Activity: Your response should consist solely of the records, written out exactly.

(Stored dataset items)
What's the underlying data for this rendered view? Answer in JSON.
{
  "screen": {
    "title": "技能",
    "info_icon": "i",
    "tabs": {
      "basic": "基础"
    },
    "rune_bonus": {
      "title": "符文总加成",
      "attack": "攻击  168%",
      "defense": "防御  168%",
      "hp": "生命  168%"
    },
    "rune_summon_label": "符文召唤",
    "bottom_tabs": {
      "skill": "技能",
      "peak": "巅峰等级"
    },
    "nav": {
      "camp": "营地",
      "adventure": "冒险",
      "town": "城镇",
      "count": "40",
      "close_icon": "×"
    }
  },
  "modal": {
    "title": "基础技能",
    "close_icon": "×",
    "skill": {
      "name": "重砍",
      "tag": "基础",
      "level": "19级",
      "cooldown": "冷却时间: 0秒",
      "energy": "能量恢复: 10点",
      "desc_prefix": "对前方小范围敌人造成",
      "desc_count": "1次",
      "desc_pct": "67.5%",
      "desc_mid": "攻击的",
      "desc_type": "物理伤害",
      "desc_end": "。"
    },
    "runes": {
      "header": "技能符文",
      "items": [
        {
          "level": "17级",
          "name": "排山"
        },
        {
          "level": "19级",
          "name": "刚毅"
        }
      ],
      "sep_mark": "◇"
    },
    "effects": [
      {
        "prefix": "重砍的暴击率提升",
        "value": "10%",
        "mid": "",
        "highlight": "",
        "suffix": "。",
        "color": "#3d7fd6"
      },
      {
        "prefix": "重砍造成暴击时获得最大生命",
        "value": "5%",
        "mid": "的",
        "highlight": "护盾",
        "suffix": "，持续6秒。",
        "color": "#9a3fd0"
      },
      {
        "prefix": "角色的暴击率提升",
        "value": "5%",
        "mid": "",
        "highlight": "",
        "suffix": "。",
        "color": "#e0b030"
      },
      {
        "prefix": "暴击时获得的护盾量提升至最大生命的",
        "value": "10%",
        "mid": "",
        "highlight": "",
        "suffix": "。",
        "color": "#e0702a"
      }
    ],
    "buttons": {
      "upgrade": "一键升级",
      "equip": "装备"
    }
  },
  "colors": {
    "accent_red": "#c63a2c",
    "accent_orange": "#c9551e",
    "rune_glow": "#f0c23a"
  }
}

The completed task:
What's the underlying data for this rendered view? Answer in JSON.
{
  "screen": {
    "title": "技能",
    "info_icon": "i",
    "tabs": {
      "basic": "基础"
    },
    "rune_bonus": {
      "title": "符文总加成",
      "attack": "攻击  168%",
      "defense": "防御  168%",
      "hp": "生命  168%"
    },
    "rune_summon_label": "符文召唤",
    "bottom_tabs": {
      "skill": "技能",
      "peak": "巅峰等级"
    },
    "nav": {
      "camp": "营地",
      "adventure": "冒险",
      "town": "城镇",
      "count": "40",
      "close_icon": "×"
    }
  },
  "modal": {
    "title": "基础技能",
    "close_icon": "×",
    "skill": {
      "name": "重砍",
      "tag": "基础",
      "level": "19级",
      "cooldown": "冷却时间: 0秒",
      "energy": "能量恢复: 10点",
      "desc_prefix": "对前方小范围敌人造成",
      "desc_count": "1次",
      "desc_pct": "67.5%",
      "desc_mid": "攻击的",
      "desc_type": "物理伤害",
      "desc_end": "。"
    },
    "runes": {
      "header": "技能符文",
      "items": [
        {
          "level": "17级",
          "name": "排山"
        },
        {
          "level": "19级",
          "name": "刚毅"
        }
      ],
      "sep_mark": "◇"
    },
    "effects": [
      {
        "prefix": "重砍的暴击率提升",
        "value": "10%",
        "mid": "",
        "highlight": "",
        "suffix": "。",
        "color": "#3d7fd6"
      },
      {
        "prefix": "重砍造成暴击时获得最大生命",
        "value": "5%",
        "mid": "的",
        "highlight": "护盾",
        "suffix": "，持续6秒。",
        "color": "#9a3fd0"
      },
      {
        "prefix": "角色的暴击率提升",
        "value": "5%",
        "mid": "",
        "highlight": "",
        "suffix": "。",
        "color": "#e0b030"
      },
      {
        "prefix": "暴击时获得的护盾量提升至最大生命的",
        "value": "10%",
        "mid": "",
        "highlight": "",
        "suffix": "。",
        "color": "#e0702a"
      }
    ],
    "buttons": {
      "upgrade": "一键升级",
      "equip": "装备"
    }
  },
  "colors": {
    "accent_red": "#c63a2c",
    "accent_orange": "#c9551e",
    "rune_glow": "#f0c23a"
  }
}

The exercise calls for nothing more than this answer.